Segment Open

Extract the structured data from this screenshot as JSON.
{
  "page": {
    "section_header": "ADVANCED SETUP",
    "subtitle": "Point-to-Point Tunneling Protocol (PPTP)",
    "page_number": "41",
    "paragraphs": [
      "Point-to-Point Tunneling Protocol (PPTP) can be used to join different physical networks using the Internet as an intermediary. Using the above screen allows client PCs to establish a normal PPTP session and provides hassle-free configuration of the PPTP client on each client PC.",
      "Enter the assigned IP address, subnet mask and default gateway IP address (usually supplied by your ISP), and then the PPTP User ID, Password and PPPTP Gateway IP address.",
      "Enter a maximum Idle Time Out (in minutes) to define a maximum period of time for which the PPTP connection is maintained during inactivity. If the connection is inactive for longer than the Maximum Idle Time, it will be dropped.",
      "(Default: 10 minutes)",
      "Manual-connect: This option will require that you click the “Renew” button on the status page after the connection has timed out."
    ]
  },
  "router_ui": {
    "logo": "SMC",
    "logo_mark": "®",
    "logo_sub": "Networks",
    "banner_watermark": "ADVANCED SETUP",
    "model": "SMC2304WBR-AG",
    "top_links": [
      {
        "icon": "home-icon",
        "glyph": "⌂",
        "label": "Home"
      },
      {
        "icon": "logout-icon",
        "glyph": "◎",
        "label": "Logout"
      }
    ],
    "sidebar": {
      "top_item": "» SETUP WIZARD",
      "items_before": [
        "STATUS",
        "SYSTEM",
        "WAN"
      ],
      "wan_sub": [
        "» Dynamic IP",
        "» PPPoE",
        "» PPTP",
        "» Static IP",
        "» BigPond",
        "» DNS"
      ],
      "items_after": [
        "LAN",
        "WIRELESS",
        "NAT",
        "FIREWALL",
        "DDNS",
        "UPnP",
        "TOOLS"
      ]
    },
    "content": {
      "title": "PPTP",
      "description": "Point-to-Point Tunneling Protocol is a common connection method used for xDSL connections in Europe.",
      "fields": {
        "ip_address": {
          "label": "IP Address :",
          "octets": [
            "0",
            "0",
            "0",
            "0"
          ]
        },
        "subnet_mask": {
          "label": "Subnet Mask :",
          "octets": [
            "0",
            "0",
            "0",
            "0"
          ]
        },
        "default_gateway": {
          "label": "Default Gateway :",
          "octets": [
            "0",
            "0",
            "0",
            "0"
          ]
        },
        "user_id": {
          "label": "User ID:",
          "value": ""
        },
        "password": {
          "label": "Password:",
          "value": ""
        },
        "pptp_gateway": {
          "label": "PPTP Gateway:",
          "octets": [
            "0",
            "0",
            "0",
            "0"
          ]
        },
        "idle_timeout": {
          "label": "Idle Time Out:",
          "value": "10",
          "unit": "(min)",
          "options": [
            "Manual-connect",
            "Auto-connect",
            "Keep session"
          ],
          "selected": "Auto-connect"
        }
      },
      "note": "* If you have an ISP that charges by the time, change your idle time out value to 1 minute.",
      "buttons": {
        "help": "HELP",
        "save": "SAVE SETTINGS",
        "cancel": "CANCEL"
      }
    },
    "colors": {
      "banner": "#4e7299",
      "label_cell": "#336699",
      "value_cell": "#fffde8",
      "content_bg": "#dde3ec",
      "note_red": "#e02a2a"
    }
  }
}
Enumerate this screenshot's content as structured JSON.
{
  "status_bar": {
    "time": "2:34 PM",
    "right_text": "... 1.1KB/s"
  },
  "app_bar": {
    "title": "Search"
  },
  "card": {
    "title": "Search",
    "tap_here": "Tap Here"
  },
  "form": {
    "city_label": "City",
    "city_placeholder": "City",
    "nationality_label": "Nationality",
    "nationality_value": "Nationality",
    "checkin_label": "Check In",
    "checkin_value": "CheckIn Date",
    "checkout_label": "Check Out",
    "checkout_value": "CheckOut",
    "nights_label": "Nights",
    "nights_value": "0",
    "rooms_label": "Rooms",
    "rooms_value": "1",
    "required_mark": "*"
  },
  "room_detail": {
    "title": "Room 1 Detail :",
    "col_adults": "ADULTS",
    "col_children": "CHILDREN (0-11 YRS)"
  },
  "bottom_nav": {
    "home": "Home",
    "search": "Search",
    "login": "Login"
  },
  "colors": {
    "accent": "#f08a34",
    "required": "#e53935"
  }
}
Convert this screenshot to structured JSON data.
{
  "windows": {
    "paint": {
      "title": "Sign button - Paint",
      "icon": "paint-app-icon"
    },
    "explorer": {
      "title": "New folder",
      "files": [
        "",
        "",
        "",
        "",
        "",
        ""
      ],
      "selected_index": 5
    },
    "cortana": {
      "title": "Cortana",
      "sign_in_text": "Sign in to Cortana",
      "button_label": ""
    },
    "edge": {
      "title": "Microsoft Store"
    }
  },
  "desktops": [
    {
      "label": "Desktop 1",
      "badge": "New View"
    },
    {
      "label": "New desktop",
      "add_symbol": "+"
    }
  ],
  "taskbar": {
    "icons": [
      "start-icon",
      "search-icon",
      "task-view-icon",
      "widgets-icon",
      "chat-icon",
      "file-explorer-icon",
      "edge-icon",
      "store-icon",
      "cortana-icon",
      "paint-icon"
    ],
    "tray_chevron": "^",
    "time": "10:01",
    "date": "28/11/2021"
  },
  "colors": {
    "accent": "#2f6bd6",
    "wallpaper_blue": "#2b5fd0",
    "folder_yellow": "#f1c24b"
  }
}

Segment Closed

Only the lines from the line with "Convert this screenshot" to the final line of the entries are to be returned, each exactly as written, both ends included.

▶ **Answer to this problem**
Convert this screenshot to structured JSON data.
{
  "windows": {
    "paint": {
      "title": "Sign button - Paint",
      "icon": "paint-app-icon"
    },
    "explorer": {
      "title": "New folder",
      "files": [
        "",
        "",
        "",
        "",
        "",
        ""
      ],
      "selected_index": 5
    },
    "cortana": {
      "title": "Cortana",
      "sign_in_text": "Sign in to Cortana",
      "button_label": ""
    },
    "edge": {
      "title": "Microsoft Store"
    }
  },
  "desktops": [
    {
      "label": "Desktop 1",
      "badge": "New View"
    },
    {
      "label": "New desktop",
      "add_symbol": "+"
    }
  ],
  "taskbar": {
    "icons": [
      "start-icon",
      "search-icon",
      "task-view-icon",
      "widgets-icon",
      "chat-icon",
      "file-explorer-icon",
      "edge-icon",
      "store-icon",
      "cortana-icon",
      "paint-icon"
    ],
    "tray_chevron": "^",
    "time": "10:01",
    "date": "28/11/2021"
  },
  "colors": {
    "accent": "#2f6bd6",
    "wallpaper_blue": "#2b5fd0",
    "folder_yellow": "#f1c24b"
  }
}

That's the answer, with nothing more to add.